(Data records for software interfaces)
-- Opening Marker --

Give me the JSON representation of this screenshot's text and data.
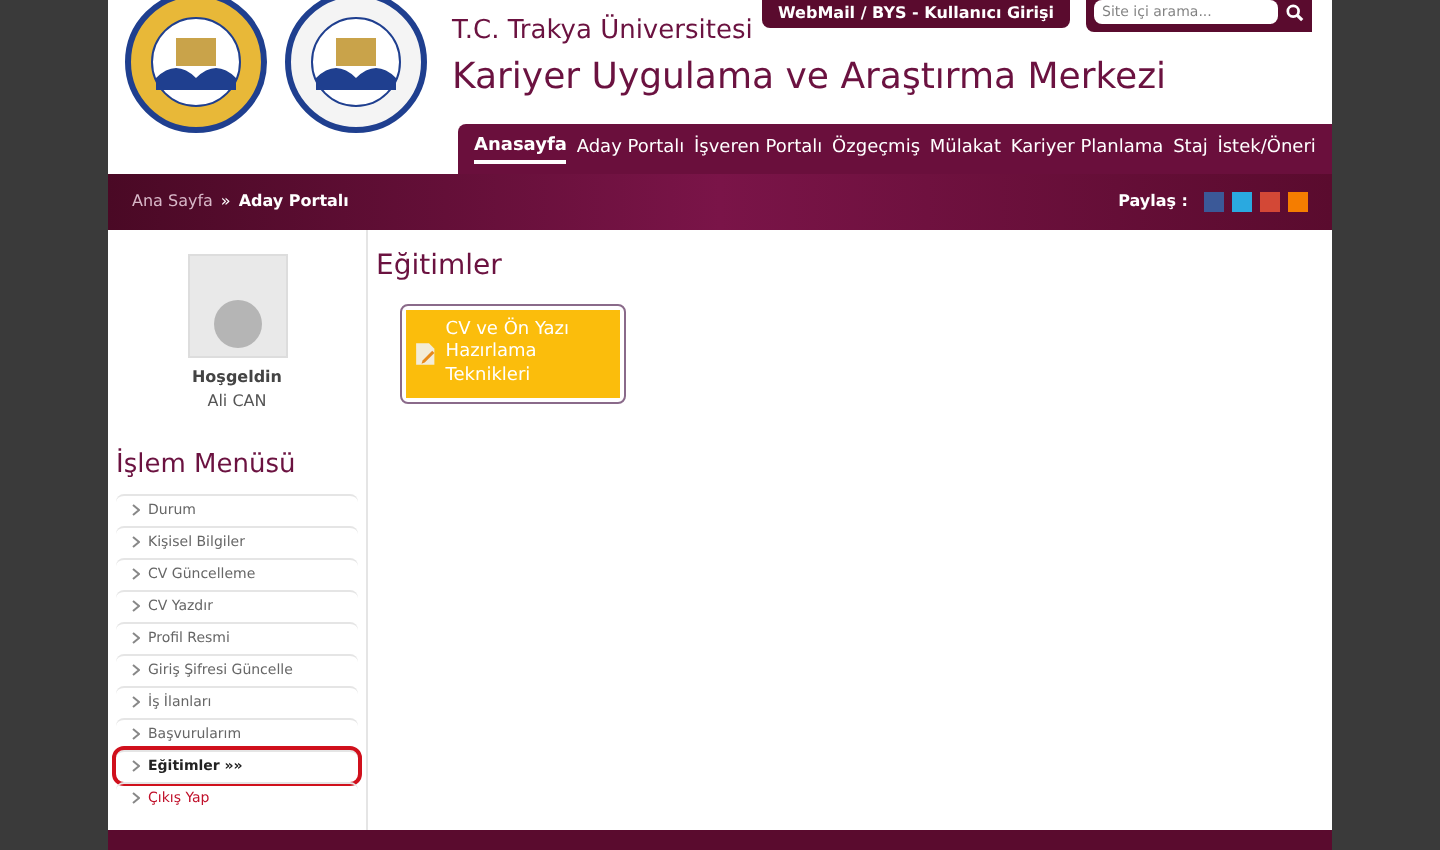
{
  "top_bar": {
    "webmail_link": "WebMail / BYS - Kullanıcı Girişi",
    "search": {
      "placeholder": "Site içi arama..."
    }
  },
  "header": {
    "subtitle": "T.C. Trakya Üniversitesi",
    "title": "Kariyer Uygulama ve Araştırma Merkezi"
  },
  "nav": [
    {
      "label": "Anasayfa",
      "selected": true
    },
    {
      "label": "Aday Portalı",
      "selected": false
    },
    {
      "label": "İşveren Portalı",
      "selected": false
    },
    {
      "label": "Özgeçmiş",
      "selected": false
    },
    {
      "label": "Mülakat",
      "selected": false
    },
    {
      "label": "Kariyer Planlama",
      "selected": false
    },
    {
      "label": "Staj",
      "selected": false
    },
    {
      "label": "İstek/Öneri",
      "selected": false
    }
  ],
  "breadcrumb": {
    "home": "Ana Sayfa",
    "separator": "»",
    "current": "Aday Portalı"
  },
  "share": {
    "label": "Paylaş :"
  },
  "profile": {
    "greeting": "Hoşgeldin",
    "name": "Ali CAN"
  },
  "menu": {
    "title": "İşlem Menüsü",
    "items": [
      {
        "label": "Durum",
        "kind": "link",
        "selected": false,
        "circled": false
      },
      {
        "label": "Kişisel Bilgiler",
        "kind": "link",
        "selected": false,
        "circled": false
      },
      {
        "label": "CV Güncelleme",
        "kind": "link",
        "selected": false,
        "circled": false
      },
      {
        "label": "CV Yazdır",
        "kind": "link",
        "selected": false,
        "circled": false
      },
      {
        "label": "Profil Resmi",
        "kind": "link",
        "selected": false,
        "circled": false
      },
      {
        "label": "Giriş Şifresi Güncelle",
        "kind": "link",
        "selected": false,
        "circled": false
      },
      {
        "label": "İş İlanları",
        "kind": "link",
        "selected": false,
        "circled": false
      },
      {
        "label": "Başvurularım",
        "kind": "link",
        "selected": false,
        "circled": false
      },
      {
        "label": "Eğitimler »»",
        "kind": "link",
        "selected": true,
        "circled": true
      },
      {
        "label": "Çıkış Yap",
        "kind": "logout",
        "selected": false,
        "circled": false
      }
    ]
  },
  "content": {
    "title": "Eğitimler",
    "cards": [
      {
        "label": "CV ve Ön Yazı Hazırlama Teknikleri"
      }
    ]
  }
}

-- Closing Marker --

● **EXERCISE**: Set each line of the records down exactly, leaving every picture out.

● **OUTPUT BELOW**:
Give me the JSON representation of this screenshot's text and data.
{
  "top_bar": {
    "webmail_link": "WebMail / BYS - Kullanıcı Girişi",
    "search": {
      "placeholder": "Site içi arama..."
    }
  },
  "header": {
    "subtitle": "T.C. Trakya Üniversitesi",
    "title": "Kariyer Uygulama ve Araştırma Merkezi"
  },
  "nav": [
    {
      "label": "Anasayfa",
      "selected": true
    },
    {
      "label": "Aday Portalı",
      "selected": false
    },
    {
      "label": "İşveren Portalı",
      "selected": false
    },
    {
      "label": "Özgeçmiş",
      "selected": false
    },
    {
      "label": "Mülakat",
      "selected": false
    },
    {
      "label": "Kariyer Planlama",
      "selected": false
    },
    {
      "label": "Staj",
      "selected": false
    },
    {
      "label": "İstek/Öneri",
      "selected": false
    }
  ],
  "breadcrumb": {
    "home": "Ana Sayfa",
    "separator": "»",
    "current": "Aday Portalı"
  },
  "share": {
    "label": "Paylaş :"
  },
  "profile": {
    "greeting": "Hoşgeldin",
    "name": "Ali CAN"
  },
  "menu": {
    "title": "İşlem Menüsü",
    "items": [
      {
        "label": "Durum",
        "kind": "link",
        "selected": false,
        "circled": false
      },
      {
        "label": "Kişisel Bilgiler",
        "kind": "link",
        "selected": false,
        "circled": false
      },
      {
        "label": "CV Güncelleme",
        "kind": "link",
        "selected": false,
        "circled": false
      },
      {
        "label": "CV Yazdır",
        "kind": "link",
        "selected": false,
        "circled": false
      },
      {
        "label": "Profil Resmi",
        "kind": "link",
        "selected": false,
        "circled": false
      },
      {
        "label": "Giriş Şifresi Güncelle",
        "kind": "link",
        "selected": false,
        "circled": false
      },
      {
        "label": "İş İlanları",
        "kind": "link",
        "selected": false,
        "circled": false
      },
      {
        "label": "Başvurularım",
        "kind": "link",
        "selected": false,
        "circled": false
      },
      {
        "label": "Eğitimler »»",
        "kind": "link",
        "selected": true,
        "circled": true
      },
      {
        "label": "Çıkış Yap",
        "kind": "logout",
        "selected": false,
        "circled": false
      }
    ]
  },
  "content": {
    "title": "Eğitimler",
    "cards": [
      {
        "label": "CV ve Ön Yazı Hazırlama Teknikleri"
      }
    ]
  }
}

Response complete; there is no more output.